in the car. This is not meant to push the driver of the car over the edge, but instead to help teach great coping skills for life. Often, car time has turned into “blind and blank” time when it can be used instead to have a conversation, listen to inspiring music together, read or journal (not the driver, of course) or simply sit in reflection. Car time can be used to bring into light a conversation that might be awkward face-to-face, but is manageable side-by-side in the car. If you are a frequent solo driver, this time can be tapped to listen to a motivational podcast, learn a new language or simply “be.” Think of your time in the car as moments that bring you balance. 5. Family fitness goals. Family fitness is something that I highly recommend, but it must be approached with caution. This requires a subliminal, almost Ninja, approach to helping your family live a lifestyle that is healthy. DO NOT MAKE AN ANNOUNCEMENT that you are establishing family fitness plans. Instead, I recommend that you decide what you want for your family and start living it.
For example, if you want to walk together as part of your fitness plan, just begin walking and invite your family to come along. This is great if you have a pet that needs a daily outing. You might remove the salt shaker from the table or pre-serve plates in REAL portion sizes. Invite family members into the process of healthier living by asking them what they want to do to get in better shape or have more energy. The idea behind a “Family Fitness Plan” isn’t to create ONE MORE THING that we HAVE to do, but instead just LIVE IT. Family matters. This is the cornerstone of our community. This is the unit of one of the most important teams we will ever participate in. In an effort to become a team, to bond as a family, we need to think like a team member while we live out our lives together. n Rebecca Evans is an author, empowerment coach and motivational speaker. She lives in Idaho with her three sons, pugs and guinea pig and seeks peaceful gems in the in-between moments of life.
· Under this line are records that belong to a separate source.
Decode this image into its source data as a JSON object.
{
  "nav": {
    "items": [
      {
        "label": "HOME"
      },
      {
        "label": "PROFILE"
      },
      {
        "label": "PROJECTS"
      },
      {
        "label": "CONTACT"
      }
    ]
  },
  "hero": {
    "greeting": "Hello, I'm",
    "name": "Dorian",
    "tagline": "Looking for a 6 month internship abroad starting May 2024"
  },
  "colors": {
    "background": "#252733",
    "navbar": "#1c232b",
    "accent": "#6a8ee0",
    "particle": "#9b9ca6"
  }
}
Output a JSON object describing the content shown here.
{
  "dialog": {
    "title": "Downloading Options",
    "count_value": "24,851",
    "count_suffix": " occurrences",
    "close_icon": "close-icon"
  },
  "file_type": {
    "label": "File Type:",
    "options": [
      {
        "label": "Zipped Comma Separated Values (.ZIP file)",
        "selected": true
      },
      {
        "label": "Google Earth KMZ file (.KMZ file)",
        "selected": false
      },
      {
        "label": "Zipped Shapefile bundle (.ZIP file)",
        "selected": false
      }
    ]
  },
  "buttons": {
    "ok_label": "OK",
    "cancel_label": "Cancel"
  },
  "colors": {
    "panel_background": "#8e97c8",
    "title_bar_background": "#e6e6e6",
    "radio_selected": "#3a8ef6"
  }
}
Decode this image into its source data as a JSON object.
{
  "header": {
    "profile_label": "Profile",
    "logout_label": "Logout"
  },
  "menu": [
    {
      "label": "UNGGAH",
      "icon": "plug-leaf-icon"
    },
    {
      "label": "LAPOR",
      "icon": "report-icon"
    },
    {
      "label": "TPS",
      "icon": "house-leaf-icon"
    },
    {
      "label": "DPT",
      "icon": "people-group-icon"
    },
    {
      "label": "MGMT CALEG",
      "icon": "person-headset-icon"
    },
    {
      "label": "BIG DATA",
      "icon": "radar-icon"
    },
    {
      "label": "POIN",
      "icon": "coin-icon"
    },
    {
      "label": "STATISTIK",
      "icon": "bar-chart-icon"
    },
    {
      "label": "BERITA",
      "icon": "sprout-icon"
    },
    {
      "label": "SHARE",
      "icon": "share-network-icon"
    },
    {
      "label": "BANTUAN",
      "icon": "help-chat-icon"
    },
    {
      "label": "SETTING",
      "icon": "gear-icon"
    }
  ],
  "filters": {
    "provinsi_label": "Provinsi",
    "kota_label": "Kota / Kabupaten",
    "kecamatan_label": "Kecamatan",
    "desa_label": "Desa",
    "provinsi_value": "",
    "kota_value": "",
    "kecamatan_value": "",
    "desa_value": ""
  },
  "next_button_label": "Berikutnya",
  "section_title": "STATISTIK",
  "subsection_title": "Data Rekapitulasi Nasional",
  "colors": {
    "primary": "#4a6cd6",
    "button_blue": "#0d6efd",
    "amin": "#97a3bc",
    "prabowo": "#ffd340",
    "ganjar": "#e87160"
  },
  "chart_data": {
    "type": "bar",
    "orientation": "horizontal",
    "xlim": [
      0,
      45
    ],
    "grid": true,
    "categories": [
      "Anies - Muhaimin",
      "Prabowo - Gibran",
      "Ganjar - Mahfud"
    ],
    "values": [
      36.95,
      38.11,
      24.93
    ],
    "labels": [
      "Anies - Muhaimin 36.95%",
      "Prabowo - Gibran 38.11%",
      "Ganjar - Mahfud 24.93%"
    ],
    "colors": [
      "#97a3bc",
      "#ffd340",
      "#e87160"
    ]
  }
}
You can connect with her at www.innerelement.com.
Idaho Family Magazine | October 2013 23
Published on Nov 5, 2013